--- INPUT FOR THIS TASK ---

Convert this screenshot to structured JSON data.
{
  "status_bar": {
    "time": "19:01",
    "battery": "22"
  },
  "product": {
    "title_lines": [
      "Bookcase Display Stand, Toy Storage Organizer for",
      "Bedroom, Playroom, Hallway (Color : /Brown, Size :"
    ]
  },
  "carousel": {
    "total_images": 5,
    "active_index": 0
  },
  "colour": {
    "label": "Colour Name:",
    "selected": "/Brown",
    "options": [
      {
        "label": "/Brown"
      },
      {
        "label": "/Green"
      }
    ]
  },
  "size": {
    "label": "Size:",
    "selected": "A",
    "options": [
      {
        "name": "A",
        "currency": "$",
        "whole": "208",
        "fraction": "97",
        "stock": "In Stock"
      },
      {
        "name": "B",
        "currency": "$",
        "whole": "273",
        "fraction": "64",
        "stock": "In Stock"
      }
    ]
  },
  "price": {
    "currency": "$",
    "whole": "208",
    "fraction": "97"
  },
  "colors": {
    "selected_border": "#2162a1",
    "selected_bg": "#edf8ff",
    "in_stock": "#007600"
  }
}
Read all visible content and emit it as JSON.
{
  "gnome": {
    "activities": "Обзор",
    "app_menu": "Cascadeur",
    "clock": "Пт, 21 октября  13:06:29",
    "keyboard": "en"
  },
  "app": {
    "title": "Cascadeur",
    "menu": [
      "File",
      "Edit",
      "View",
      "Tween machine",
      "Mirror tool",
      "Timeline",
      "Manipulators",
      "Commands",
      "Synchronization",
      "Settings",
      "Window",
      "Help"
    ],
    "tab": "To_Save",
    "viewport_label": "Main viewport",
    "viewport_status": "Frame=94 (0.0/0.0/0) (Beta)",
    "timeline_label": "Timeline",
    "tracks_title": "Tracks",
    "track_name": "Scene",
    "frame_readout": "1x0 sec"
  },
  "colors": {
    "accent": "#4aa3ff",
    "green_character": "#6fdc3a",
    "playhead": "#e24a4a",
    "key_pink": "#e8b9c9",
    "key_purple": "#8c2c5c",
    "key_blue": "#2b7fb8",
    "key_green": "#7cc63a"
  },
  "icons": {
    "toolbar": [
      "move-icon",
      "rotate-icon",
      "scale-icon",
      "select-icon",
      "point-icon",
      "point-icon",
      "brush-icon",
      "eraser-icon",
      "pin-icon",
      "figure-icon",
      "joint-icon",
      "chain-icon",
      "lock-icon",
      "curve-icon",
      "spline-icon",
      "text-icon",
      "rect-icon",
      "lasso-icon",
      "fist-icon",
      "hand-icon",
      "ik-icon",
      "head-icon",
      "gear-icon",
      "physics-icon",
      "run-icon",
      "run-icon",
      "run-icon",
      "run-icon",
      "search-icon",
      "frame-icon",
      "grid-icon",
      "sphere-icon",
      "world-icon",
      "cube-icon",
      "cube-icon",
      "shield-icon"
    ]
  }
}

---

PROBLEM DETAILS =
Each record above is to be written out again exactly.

ANSWER SECTION =
Convert this screenshot to structured JSON data.
{
  "status_bar": {
    "time": "19:01",
    "battery": "22"
  },
  "product": {
    "title_lines": [
      "Bookcase Display Stand, Toy Storage Organizer for",
      "Bedroom, Playroom, Hallway (Color : /Brown, Size :"
    ]
  },
  "carousel": {
    "total_images": 5,
    "active_index": 0
  },
  "colour": {
    "label": "Colour Name:",
    "selected": "/Brown",
    "options": [
      {
        "label": "/Brown"
      },
      {
        "label": "/Green"
      }
    ]
  },
  "size": {
    "label": "Size:",
    "selected": "A",
    "options": [
      {
        "name": "A",
        "currency": "$",
        "whole": "208",
        "fraction": "97",
        "stock": "In Stock"
      },
      {
        "name": "B",
        "currency": "$",
        "whole": "273",
        "fraction": "64",
        "stock": "In Stock"
      }
    ]
  },
  "price": {
    "currency": "$",
    "whole": "208",
    "fraction": "97"
  },
  "colors": {
    "selected_border": "#2162a1",
    "selected_bg": "#edf8ff",
    "in_stock": "#007600"
  }
}
Read all visible content and emit it as JSON.
{
  "gnome": {
    "activities": "Обзор",
    "app_menu": "Cascadeur",
    "clock": "Пт, 21 октября  13:06:29",
    "keyboard": "en"
  },
  "app": {
    "title": "Cascadeur",
    "menu": [
      "File",
      "Edit",
      "View",
      "Tween machine",
      "Mirror tool",
      "Timeline",
      "Manipulators",
      "Commands",
      "Synchronization",
      "Settings",
      "Window",
      "Help"
    ],
    "tab": "To_Save",
    "viewport_label": "Main viewport",
    "viewport_status": "Frame=94 (0.0/0.0/0) (Beta)",
    "timeline_label": "Timeline",
    "tracks_title": "Tracks",
    "track_name": "Scene",
    "frame_readout": "1x0 sec"
  },
  "colors": {
    "accent": "#4aa3ff",
    "green_character": "#6fdc3a",
    "playhead": "#e24a4a",
    "key_pink": "#e8b9c9",
    "key_purple": "#8c2c5c",
    "key_blue": "#2b7fb8",
    "key_green": "#7cc63a"
  },
  "icons": {
    "toolbar": [
      "move-icon",
      "rotate-icon",
      "scale-icon",
      "select-icon",
      "point-icon",
      "point-icon",
      "brush-icon",
      "eraser-icon",
      "pin-icon",
      "figure-icon",
      "joint-icon",
      "chain-icon",
      "lock-icon",
      "curve-icon",
      "spline-icon",
      "text-icon",
      "rect-icon",
      "lasso-icon",
      "fist-icon",
      "hand-icon",
      "ik-icon",
      "head-icon",
      "gear-icon",
      "physics-icon",
      "run-icon",
      "run-icon",
      "run-icon",
      "run-icon",
      "search-icon",
      "frame-icon",
      "grid-icon",
      "sphere-icon",
      "world-icon",
      "cube-icon",
      "cube-icon",
      "shield-icon"
    ]
  }
}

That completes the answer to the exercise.